“Pro-Brexit Labour do not want to re-joining the European Union, no matter the economic consequences to Scotland.”

She also accused Starmer of already ditching his pledge to tax the highest earners in society and that he was “writing a manifesto straight from the Tory playbook”.

Monaghan also underlined the SNP’s continued commitment to providing free tuition to those across Scotland.

Pete Wishart echoed his colleague’s thoughts on Twitter, saying there is nothing about Labour “that distinguishes them from the Tories”.

Many took to social media to criticise the Labour leader. The SNP’s policy development convener Toni Giugliano told The National: “Another flagship Labour policy in the bin. Starmer and Sunak should consider a merger.

“Labour are moving so far to the right they are indistinguishable from the Tories. But there’s also a question of integrity for Starmer – who is flip-flopping on every issue under the sun. 

“Labour can’t even commit to delivering the public services we’ve enjoyed in Scotland for years – like free tuition. 

“It’s clear that only the SNP is standing firm on progressive policies – and only the SNP can be trusted to deliver them.”

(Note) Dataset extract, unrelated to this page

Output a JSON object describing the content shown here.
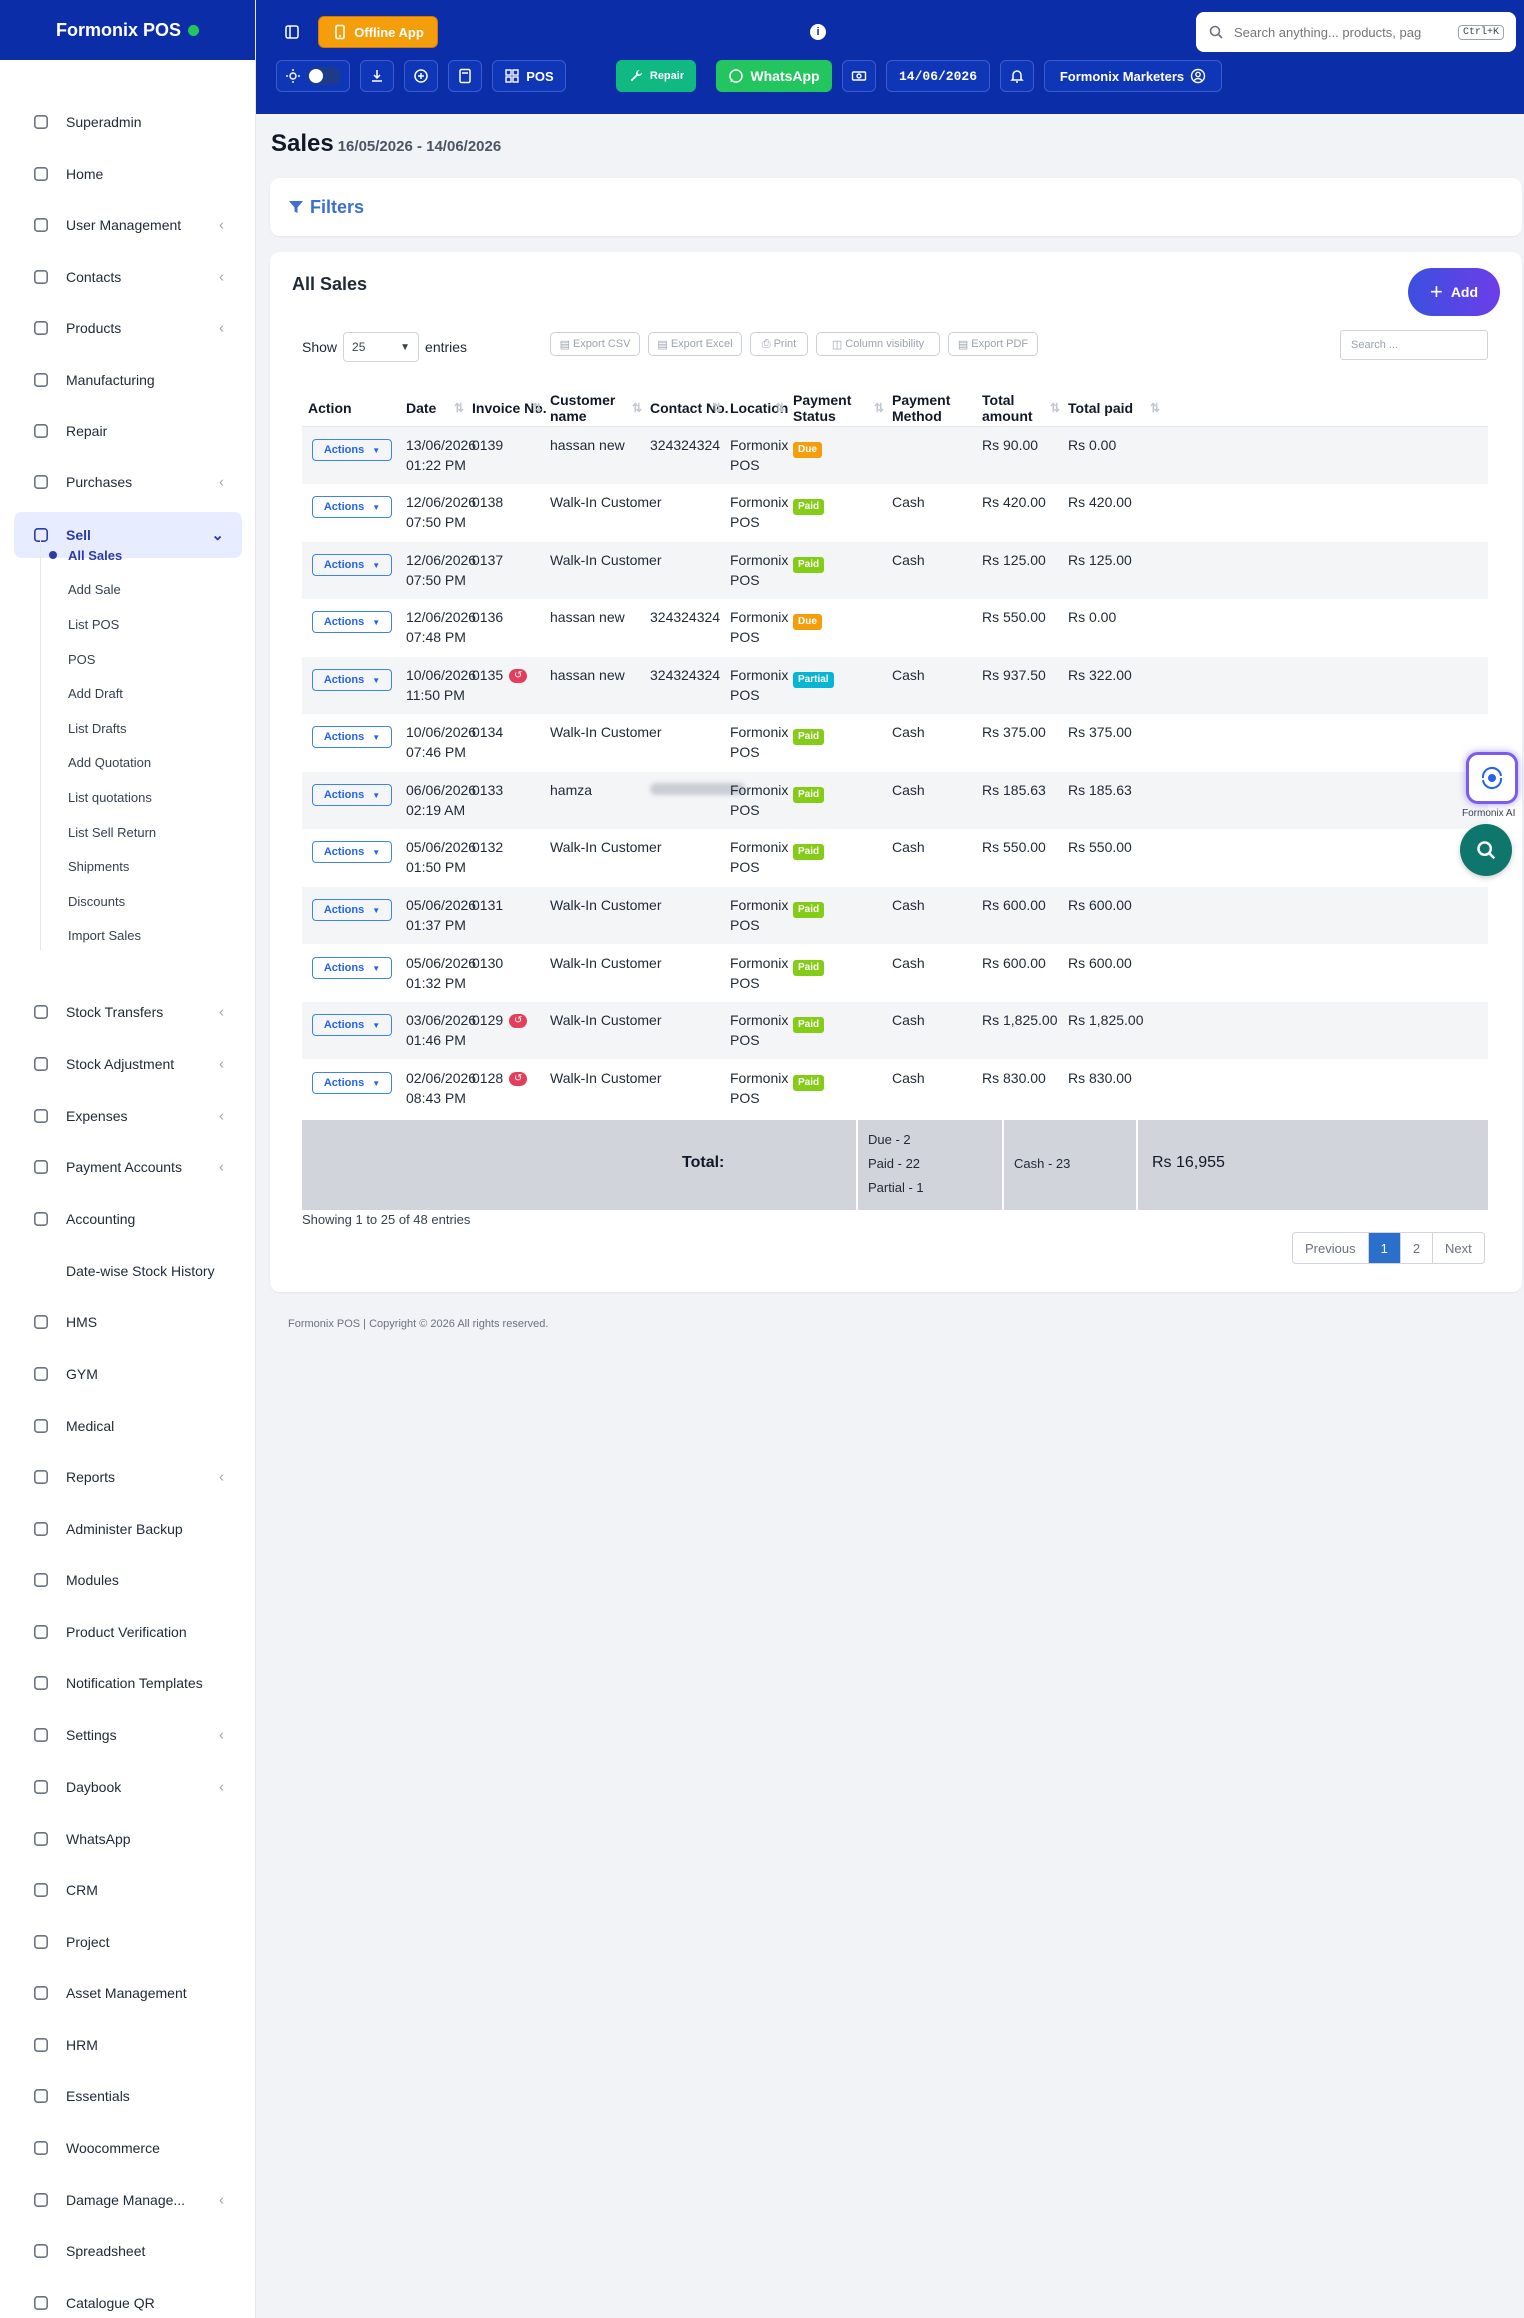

The Alba Party’s general secretary Christopher McEleny said the news was proof that the next General Election is a choice between “actual Tories” and “pretend Tories”.

The Conservative Party also hit out at Starmer with party chairman Greg Hands saying: “Everyone is getting back to work after the Bank Holiday weekend and Sir Keir is back to what he does best – flip flopping on a major issue.”